> PROMPT:
Word for word, reproduce all of the entries shown below.

[Interface dataset entries]
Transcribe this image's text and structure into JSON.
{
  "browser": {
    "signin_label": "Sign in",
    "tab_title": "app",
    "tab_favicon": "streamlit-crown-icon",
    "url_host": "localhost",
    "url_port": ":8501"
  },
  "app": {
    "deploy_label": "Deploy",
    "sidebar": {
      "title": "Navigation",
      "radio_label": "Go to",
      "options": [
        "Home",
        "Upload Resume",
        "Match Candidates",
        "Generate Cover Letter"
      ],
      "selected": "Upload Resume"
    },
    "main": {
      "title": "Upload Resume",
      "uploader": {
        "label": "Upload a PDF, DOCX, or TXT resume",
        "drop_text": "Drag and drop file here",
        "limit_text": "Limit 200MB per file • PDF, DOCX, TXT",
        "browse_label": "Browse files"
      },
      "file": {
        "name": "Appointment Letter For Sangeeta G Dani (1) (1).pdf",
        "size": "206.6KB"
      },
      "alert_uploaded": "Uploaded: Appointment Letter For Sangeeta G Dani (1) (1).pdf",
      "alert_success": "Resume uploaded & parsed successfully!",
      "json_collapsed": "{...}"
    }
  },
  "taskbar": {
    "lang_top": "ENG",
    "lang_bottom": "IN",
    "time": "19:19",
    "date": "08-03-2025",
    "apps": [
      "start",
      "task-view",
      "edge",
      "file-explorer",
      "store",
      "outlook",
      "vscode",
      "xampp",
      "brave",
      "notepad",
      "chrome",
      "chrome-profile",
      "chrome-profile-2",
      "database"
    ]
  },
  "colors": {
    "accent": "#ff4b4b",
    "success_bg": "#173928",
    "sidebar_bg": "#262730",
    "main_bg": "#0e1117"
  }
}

> OUTPUT OF THE TASK:
Transcribe this image's text and structure into JSON.
{
  "browser": {
    "signin_label": "Sign in",
    "tab_title": "app",
    "tab_favicon": "streamlit-crown-icon",
    "url_host": "localhost",
    "url_port": ":8501"
  },
  "app": {
    "deploy_label": "Deploy",
    "sidebar": {
      "title": "Navigation",
      "radio_label": "Go to",
      "options": [
        "Home",
        "Upload Resume",
        "Match Candidates",
        "Generate Cover Letter"
      ],
      "selected": "Upload Resume"
    },
    "main": {
      "title": "Upload Resume",
      "uploader": {
        "label": "Upload a PDF, DOCX, or TXT resume",
        "drop_text": "Drag and drop file here",
        "limit_text": "Limit 200MB per file • PDF, DOCX, TXT",
        "browse_label": "Browse files"
      },
      "file": {
        "name": "Appointment Letter For Sangeeta G Dani (1) (1).pdf",
        "size": "206.6KB"
      },
      "alert_uploaded": "Uploaded: Appointment Letter For Sangeeta G Dani (1) (1).pdf",
      "alert_success": "Resume uploaded & parsed successfully!",
      "json_collapsed": "{...}"
    }
  },
  "taskbar": {
    "lang_top": "ENG",
    "lang_bottom": "IN",
    "time": "19:19",
    "date": "08-03-2025",
    "apps": [
      "start",
      "task-view",
      "edge",
      "file-explorer",
      "store",
      "outlook",
      "vscode",
      "xampp",
      "brave",
      "notepad",
      "chrome",
      "chrome-profile",
      "chrome-profile-2",
      "database"
    ]
  },
  "colors": {
    "accent": "#ff4b4b",
    "success_bg": "#173928",
    "sidebar_bg": "#262730",
    "main_bg": "#0e1117"
  }
}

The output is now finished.